Hales Owen, a small town bordering the Shropshire and Worcestershire has been bandied about between the two counties since 1066. Prior to the Battle of Hastings, the town was in Worcestershire before being transferred into Salop then reverting to Worcestershire in 1844. Nowadays, Halesowen is part of the Dudley Borough in the West Midlands Metropolitan Area.
Roger De Montgomery fought valiantly at the Battle Of Hastings and was largely responsible for William the Conquerors victory. As a reward, William made Roger overlord of many areas including Shrewsbury, the area now know as Montgomery shire and the Manor of Halas.
There were differing opinions to the meaning of the word Halas.

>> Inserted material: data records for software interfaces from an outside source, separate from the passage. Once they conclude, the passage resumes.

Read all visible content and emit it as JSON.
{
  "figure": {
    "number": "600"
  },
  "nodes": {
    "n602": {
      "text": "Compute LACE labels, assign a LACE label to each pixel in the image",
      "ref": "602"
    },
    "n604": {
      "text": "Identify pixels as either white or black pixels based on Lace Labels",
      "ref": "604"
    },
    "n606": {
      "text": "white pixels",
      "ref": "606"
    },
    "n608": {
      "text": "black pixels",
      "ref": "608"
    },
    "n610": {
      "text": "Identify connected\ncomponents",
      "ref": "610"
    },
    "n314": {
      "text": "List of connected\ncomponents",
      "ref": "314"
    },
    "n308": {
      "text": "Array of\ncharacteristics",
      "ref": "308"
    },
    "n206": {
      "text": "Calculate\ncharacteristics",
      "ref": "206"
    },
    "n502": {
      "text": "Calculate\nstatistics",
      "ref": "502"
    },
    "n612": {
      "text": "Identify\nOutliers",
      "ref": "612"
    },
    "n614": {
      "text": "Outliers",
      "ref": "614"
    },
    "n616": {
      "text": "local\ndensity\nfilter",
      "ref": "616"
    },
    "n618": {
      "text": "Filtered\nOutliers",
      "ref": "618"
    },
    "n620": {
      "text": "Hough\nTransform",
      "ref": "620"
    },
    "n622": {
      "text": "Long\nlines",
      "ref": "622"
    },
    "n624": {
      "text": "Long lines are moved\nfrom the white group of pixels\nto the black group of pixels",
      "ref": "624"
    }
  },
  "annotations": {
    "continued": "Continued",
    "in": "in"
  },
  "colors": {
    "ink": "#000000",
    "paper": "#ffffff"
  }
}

Some believed it to mean 'in the hollow', while others believed it was from the Anglo-Saxon word meaning 'in the meadows'. Now the popular belief is that it is the plural of 'halh' meaning nook or corner piece of land. http://www.birminghamuk.com/halesowen.htm
For his convenience Roger transferred Halas from the Clent Hundreds to the Brimstry Hundreds and thereby put Halas under the administrative control of Salop.
Earl Roger died in July 1094 and his lands were inherited by his son Robert De Belleme.
In 1101, the lands were confiscated after Robert took part in a plot against Henry 1st. Robert De Belleme was exiled in Normandy.
In 1177,Henry 2nd granted the lands to his sister, Emma, the wife of David App Owen, the Prince of Wales.
Shortly afterwards the town became known as Hales-Owen